◆ **Work required**
The answer must consist of every line in the data below that holds the word "JSON".

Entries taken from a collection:
+ + +

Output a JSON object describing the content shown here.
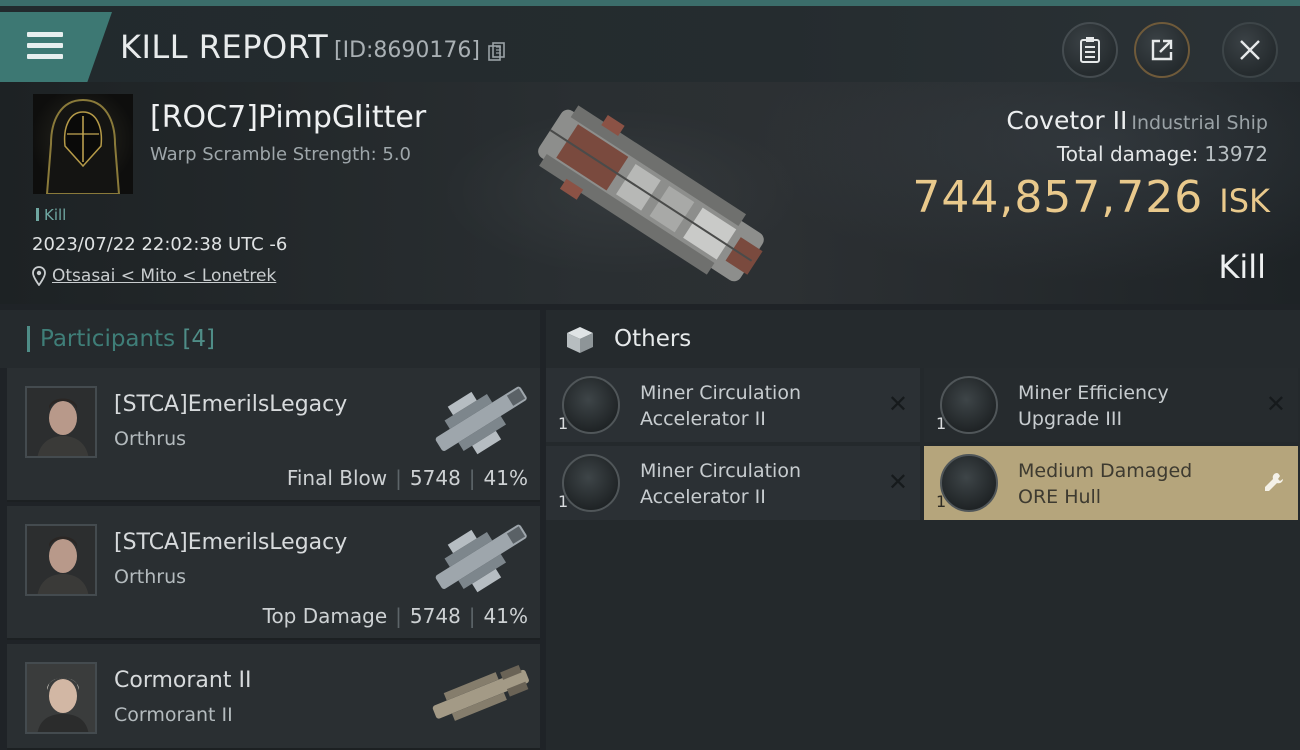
{
  "header": {
    "title": "KILL REPORT",
    "report_id": "[ID:8690176]"
  },
  "victim": {
    "name": "[ROC7]PimpGlitter",
    "subtitle": "Warp Scramble Strength: 5.0",
    "tag": "Kill",
    "datetime": "2023/07/22 22:02:38 UTC -6",
    "location": "Otsasai < Mito < Lonetrek",
    "ship_name": "Covetor II",
    "ship_class": "Industrial Ship",
    "damage_label": "Total damage:",
    "damage_value": "13972",
    "isk_value": "744,857,726",
    "isk_unit": "ISK",
    "result": "Kill"
  },
  "participants": {
    "title": "Participants",
    "count": "[4]",
    "rows": [
      {
        "name": "[STCA]EmerilsLegacy",
        "ship": "Orthrus",
        "role": "Final Blow",
        "damage": "5748",
        "percent": "41%"
      },
      {
        "name": "[STCA]EmerilsLegacy",
        "ship": "Orthrus",
        "role": "Top Damage",
        "damage": "5748",
        "percent": "41%"
      },
      {
        "name": "Cormorant II",
        "ship": "Cormorant II"
      }
    ]
  },
  "others": {
    "title": "Others",
    "items": [
      {
        "label": "Miner Circulation\nAccelerator II",
        "qty": "1",
        "tier": "II",
        "status": "destroyed"
      },
      {
        "label": "Miner Efficiency\nUpgrade III",
        "qty": "1",
        "tier": "III",
        "status": "destroyed"
      },
      {
        "label": "Miner Circulation\nAccelerator II",
        "qty": "1",
        "tier": "II",
        "status": "destroyed"
      },
      {
        "label": "Medium Damaged\nORE Hull",
        "qty": "1",
        "status": "dropped"
      }
    ]
  },
  "icons": {
    "menu": "hamburger-icon",
    "copy": "copy-icon",
    "notes": "clipboard-icon",
    "share": "share-icon",
    "close": "close-icon",
    "location": "location-pin-icon",
    "others": "box-icon",
    "destroyed": "x-icon",
    "dropped": "wrench-icon"
  },
  "colors": {
    "accent_teal": "#3d7873",
    "isk_gold": "#e9c98c",
    "dropped_item_bg": "#b5a57c"
  }
}
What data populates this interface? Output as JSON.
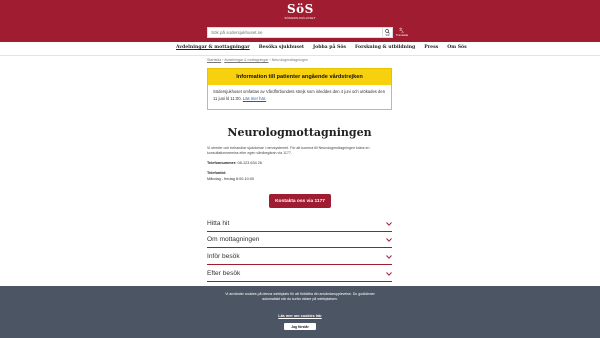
{
  "header": {
    "logo_text": "SöS",
    "logo_subtitle": "SÖDERSJUKHUSET",
    "search_placeholder": "Sök på sodersjukhuset.se",
    "search_label": "Sök",
    "translate_label": "Translate",
    "bg_color": "#a01c30"
  },
  "nav": {
    "items": [
      {
        "label": "Avdelningar & mottagningar",
        "active": true
      },
      {
        "label": "Besöka sjukhuset"
      },
      {
        "label": "Jobba på Sös"
      },
      {
        "label": "Forskning & utbildning"
      },
      {
        "label": "Press"
      },
      {
        "label": "Om Sös"
      }
    ]
  },
  "breadcrumb": {
    "link1": "Startsida",
    "link2": "Avdelningar & mottagningar",
    "current": "Neurologmottagningen"
  },
  "alert": {
    "heading": "Information till patienter angående vårdstrejken",
    "body": "Södersjukhuset omfattas av Vårdförbundets strejk som inleddes den 4 juni och utökades den 11 juni kl 11:00.",
    "link": "Läs mer här.",
    "color": "#f7d10e"
  },
  "page": {
    "title": "Neurologmottagningen",
    "intro": "Vi utreder och behandlar sjukdomar i nervsystemet. För att komma till Neurologmottagningen krävs en konsultationsremiss eller egen vårdbegäran via 1177.",
    "phone_label": "Telefonnummer:",
    "phone_value": "08-123 634 26",
    "hours_label": "Telefontid:",
    "hours_value": "Måndag - fredag 8:00-10:00",
    "cta_label": "Kontakta oss via 1177"
  },
  "accordion": {
    "items": [
      "Hitta hit",
      "Om mottagningen",
      "Inför besök",
      "Efter besök"
    ]
  },
  "cookie": {
    "text": "Vi använder cookies på denna webbplats för att förbättra din användarupplevelse. Du godkänner automatiskt när du surfar vidare på webbplatsen.",
    "link": "Läs mer om cookies här",
    "button": "Jag förstår"
  }
}
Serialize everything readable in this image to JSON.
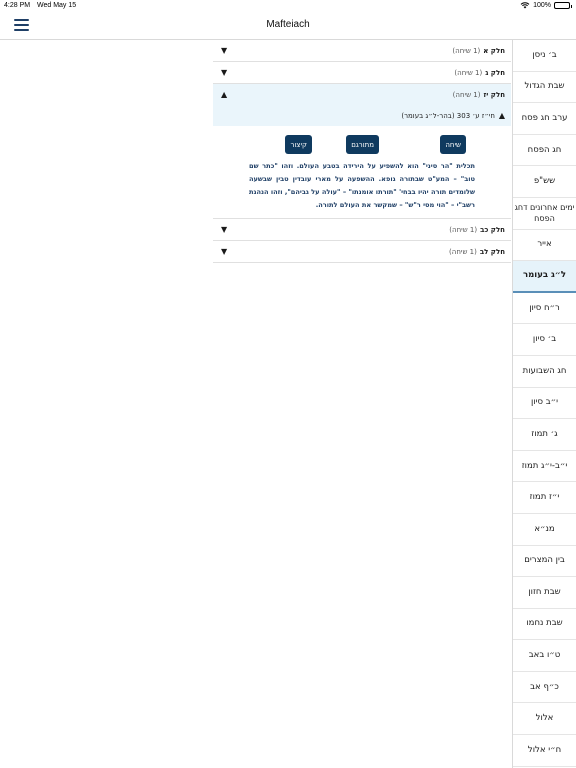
{
  "status_bar": {
    "time": "4:28 PM",
    "date": "Wed May 15",
    "battery": "100%"
  },
  "nav": {
    "title": "Mafteiach"
  },
  "sections": [
    {
      "title": "חלק א",
      "count": "(1 שיחה)",
      "expanded": false
    },
    {
      "title": "חלק ג",
      "count": "(1 שיחה)",
      "expanded": false
    },
    {
      "title": "חלק יז",
      "count": "(1 שיחה)",
      "expanded": true
    },
    {
      "title": "חלק כב",
      "count": "(1 שיחה)",
      "expanded": false
    },
    {
      "title": "חלק לב",
      "count": "(1 שיחה)",
      "expanded": false
    }
  ],
  "expanded": {
    "sub_item": "חי״ז ע׳ 303 (בהר-ל״ג בעומר)",
    "buttons": {
      "sicha": "שיחה",
      "translated": "מתורגם",
      "summary": "קיצור"
    },
    "summary_text": "תכלית \"הר סיני\" הוא להשפיע על הירידה בטבע העולם. וזהו \"כתר שם טוב\" – המע\"ט שבתורה גופא. ההשפעה על מארי עובדין טבין שבשעה שלומדים תורה יהיו בבחי' \"תורתו אומנתו\" – \"עולה על גביהם\", וזהו הנהגת רשב\"י – \"הוי מסי ר\"ש\" – שמקשר את העולם לתורה."
  },
  "sidebar": {
    "active_index": 7,
    "items": [
      "ב׳ ניסן",
      "שבת הגדול",
      "ערב חג פסח",
      "חג הפסח",
      "שש\"פ",
      "ימים אחרונים דחג הפסח",
      "אייר",
      "ל״ג בעומר",
      "ר״ח סיון",
      "ב׳ סיון",
      "חג השבועות",
      "י״ב סיון",
      "ג׳ תמוז",
      "י״ב-י״ג תמוז",
      "י״ז תמוז",
      "מנ״א",
      "בין המצרים",
      "שבת חזון",
      "שבת נחמו",
      "ט״ו באב",
      "כ״ף אב",
      "אלול",
      "ח״י אלול"
    ]
  }
}
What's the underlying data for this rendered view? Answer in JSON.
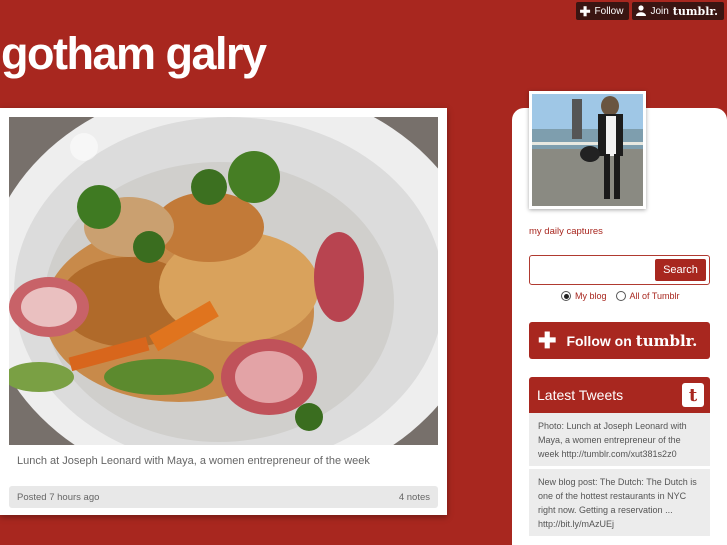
{
  "topbar": {
    "follow_label": "Follow",
    "join_label": "Join",
    "join_brand": "tumblr."
  },
  "blog": {
    "title": "gotham galry"
  },
  "post": {
    "caption": "Lunch at Joseph Leonard with Maya, a women entrepreneur of the week",
    "posted": "Posted 7 hours ago",
    "notes": "4 notes"
  },
  "sidebar": {
    "description": "my daily captures",
    "search": {
      "value": "",
      "placeholder": "",
      "button": "Search"
    },
    "radios": {
      "my_blog": "My blog",
      "all": "All of Tumblr",
      "selected": "My blog"
    },
    "follow_button": {
      "text": "Follow on",
      "brand": "tumblr."
    },
    "tweets": {
      "title": "Latest Tweets",
      "items": [
        "Photo: Lunch at Joseph Leonard with Maya, a women entrepreneur of the week http://tumblr.com/xut381s2z0",
        "New blog post: The Dutch: The Dutch is one of the hottest restaurants in NYC right now.  Getting a reservation ... http://bit.ly/mAzUEj"
      ]
    }
  },
  "icons": [
    "plus-icon",
    "user-icon",
    "twitter-icon"
  ]
}
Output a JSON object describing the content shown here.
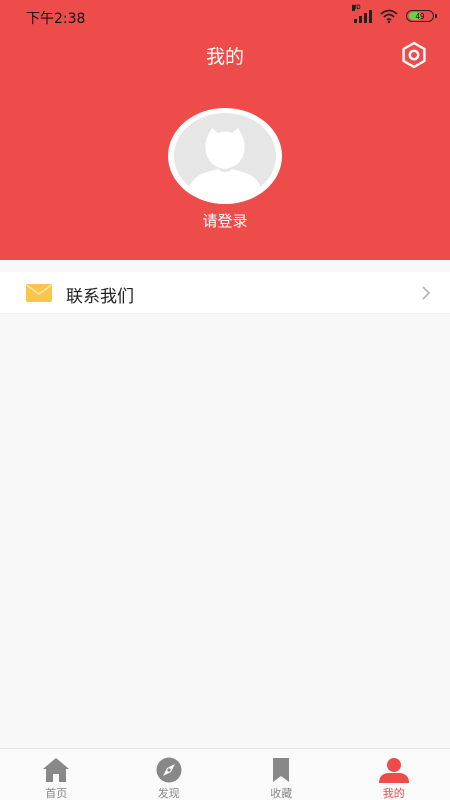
{
  "status": {
    "time": "下午2:38",
    "network": "HD",
    "battery": "49",
    "battery_level": 0.49
  },
  "header": {
    "title": "我的",
    "settings_icon": "settings-hexagon-icon",
    "login_label": "请登录"
  },
  "menu": {
    "items": [
      {
        "label": "联系我们",
        "icon": "mail-icon"
      }
    ]
  },
  "tabbar": {
    "tabs": [
      {
        "label": "首页",
        "icon": "home-icon"
      },
      {
        "label": "发现",
        "icon": "compass-icon"
      },
      {
        "label": "收藏",
        "icon": "bookmark-icon"
      },
      {
        "label": "我的",
        "icon": "user-icon",
        "active": true
      }
    ]
  },
  "colors": {
    "brand": "#ee4c4a",
    "mail": "#f7c64a",
    "inactive": "#888888"
  }
}
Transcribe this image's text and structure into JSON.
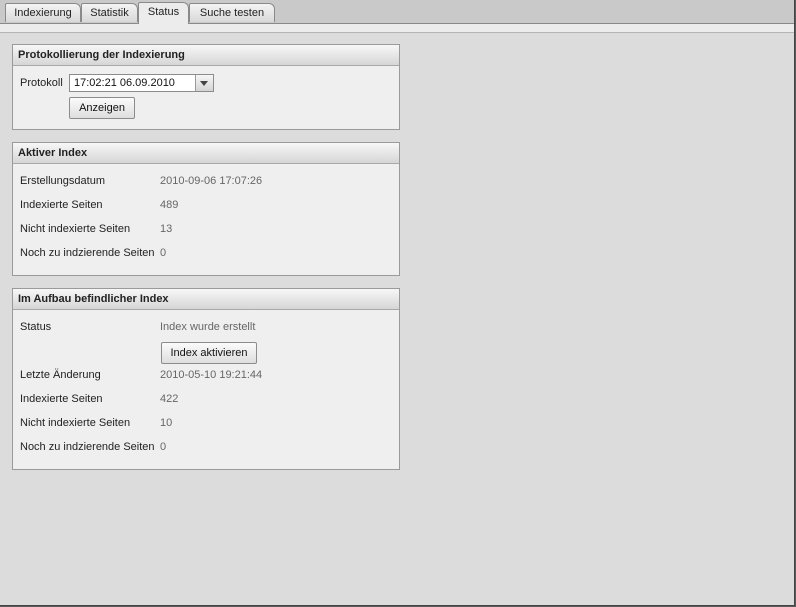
{
  "tabs": [
    {
      "label": "Indexierung"
    },
    {
      "label": "Statistik"
    },
    {
      "label": "Status"
    },
    {
      "label": "Suche testen"
    }
  ],
  "active_tab": "Status",
  "protokoll_panel": {
    "title": "Protokollierung der Indexierung",
    "label": "Protokoll",
    "selected": "17:02:21 06.09.2010",
    "button": "Anzeigen"
  },
  "aktiver_index": {
    "title": "Aktiver Index",
    "rows": [
      {
        "label": "Erstellungsdatum",
        "value": "2010-09-06 17:07:26"
      },
      {
        "label": "Indexierte Seiten",
        "value": "489"
      },
      {
        "label": "Nicht indexierte Seiten",
        "value": "13"
      },
      {
        "label": "Noch zu indzierende Seiten",
        "value": "0"
      }
    ]
  },
  "aufbau_index": {
    "title": "Im Aufbau befindlicher Index",
    "status_label": "Status",
    "status_value": "Index wurde erstellt",
    "button": "Index aktivieren",
    "rows": [
      {
        "label": "Letzte Änderung",
        "value": "2010-05-10 19:21:44"
      },
      {
        "label": "Indexierte Seiten",
        "value": "422"
      },
      {
        "label": "Nicht indexierte Seiten",
        "value": "10"
      },
      {
        "label": "Noch zu indzierende Seiten",
        "value": "0"
      }
    ]
  }
}
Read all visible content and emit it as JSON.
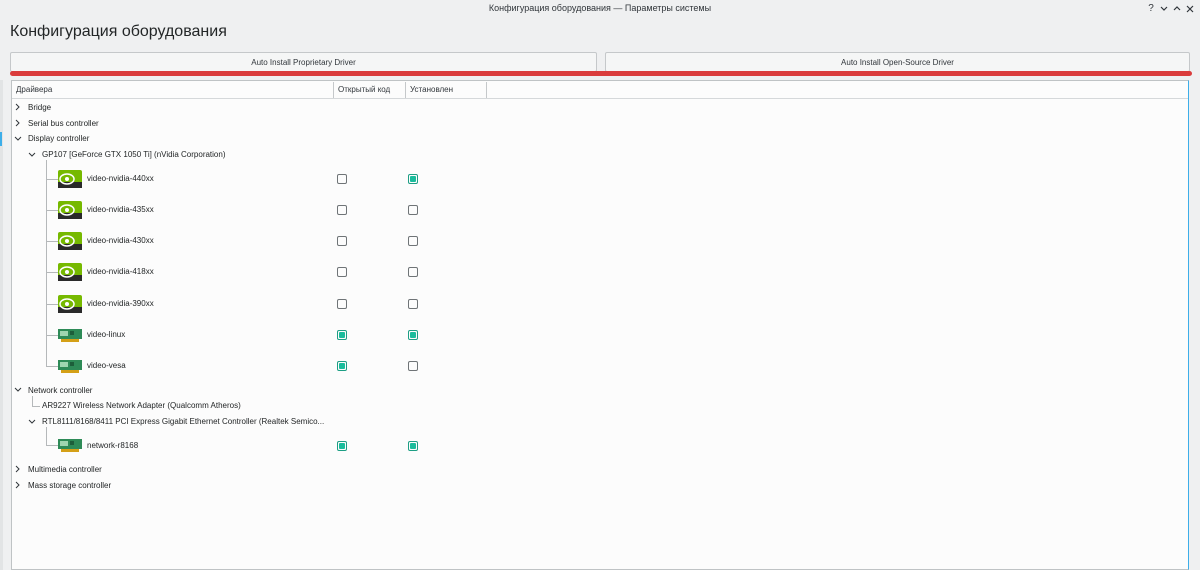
{
  "window": {
    "title": "Конфигурация оборудования — Параметры системы",
    "help_glyph": "?",
    "min_glyph": "⌄",
    "max_glyph": "⌃",
    "close_glyph": "✕"
  },
  "page": {
    "title": "Конфигурация оборудования"
  },
  "actions": {
    "proprietary_label": "Auto Install Proprietary Driver",
    "opensource_label": "Auto Install Open-Source Driver"
  },
  "table": {
    "col_drivers": "Драйвера",
    "col_open": "Открытый код",
    "col_installed": "Установлен"
  },
  "tree": {
    "bridge": "Bridge",
    "serial": "Serial bus controller",
    "display": "Display controller",
    "gpu": "GP107 [GeForce GTX 1050 Ti] (nVidia Corporation)",
    "drivers": [
      {
        "name": "video-nvidia-440xx",
        "icon": "nvidia-icon",
        "open_source": false,
        "installed": true
      },
      {
        "name": "video-nvidia-435xx",
        "icon": "nvidia-icon",
        "open_source": false,
        "installed": false
      },
      {
        "name": "video-nvidia-430xx",
        "icon": "nvidia-icon",
        "open_source": false,
        "installed": false
      },
      {
        "name": "video-nvidia-418xx",
        "icon": "nvidia-icon",
        "open_source": false,
        "installed": false
      },
      {
        "name": "video-nvidia-390xx",
        "icon": "nvidia-icon",
        "open_source": false,
        "installed": false
      },
      {
        "name": "video-linux",
        "icon": "video-card-icon",
        "open_source": true,
        "installed": true
      },
      {
        "name": "video-vesa",
        "icon": "video-card-icon",
        "open_source": true,
        "installed": false
      }
    ],
    "network": "Network controller",
    "wifi": "AR9227 Wireless Network Adapter (Qualcomm Atheros)",
    "ethernet": "RTL8111/8168/8411 PCI Express Gigabit Ethernet Controller (Realtek Semico...",
    "net_driver": {
      "name": "network-r8168",
      "icon": "network-card-icon",
      "open_source": true,
      "installed": true
    },
    "multimedia": "Multimedia controller",
    "storage": "Mass storage controller"
  },
  "colors": {
    "accent": "#3daee9",
    "check": "#1abc9c",
    "highlight_line": "#da3c3c"
  }
}
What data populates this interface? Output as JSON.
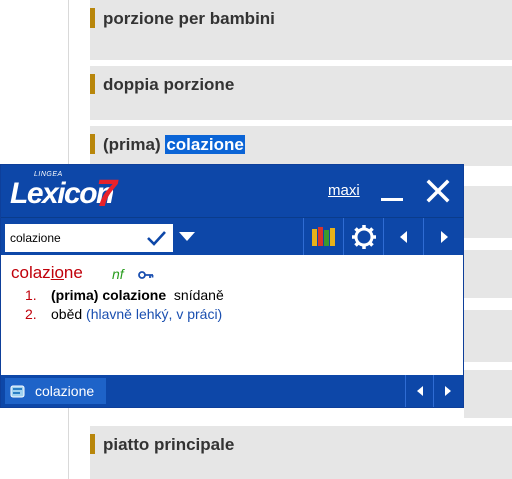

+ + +

◆ **Solution for this problem**
Output a JSON object describing the content shown here.
What data populates this interface? Output as JSON.
Serialize everything readable in this image to JSON.
What's the underlying data for this rendered view? Answer in JSON.
Output a JSON object describing the content shown here.
Transcribe this image's text and structure into JSON.
Read all visible content and emit it as JSON.
What data populates this interface? Output as JSON.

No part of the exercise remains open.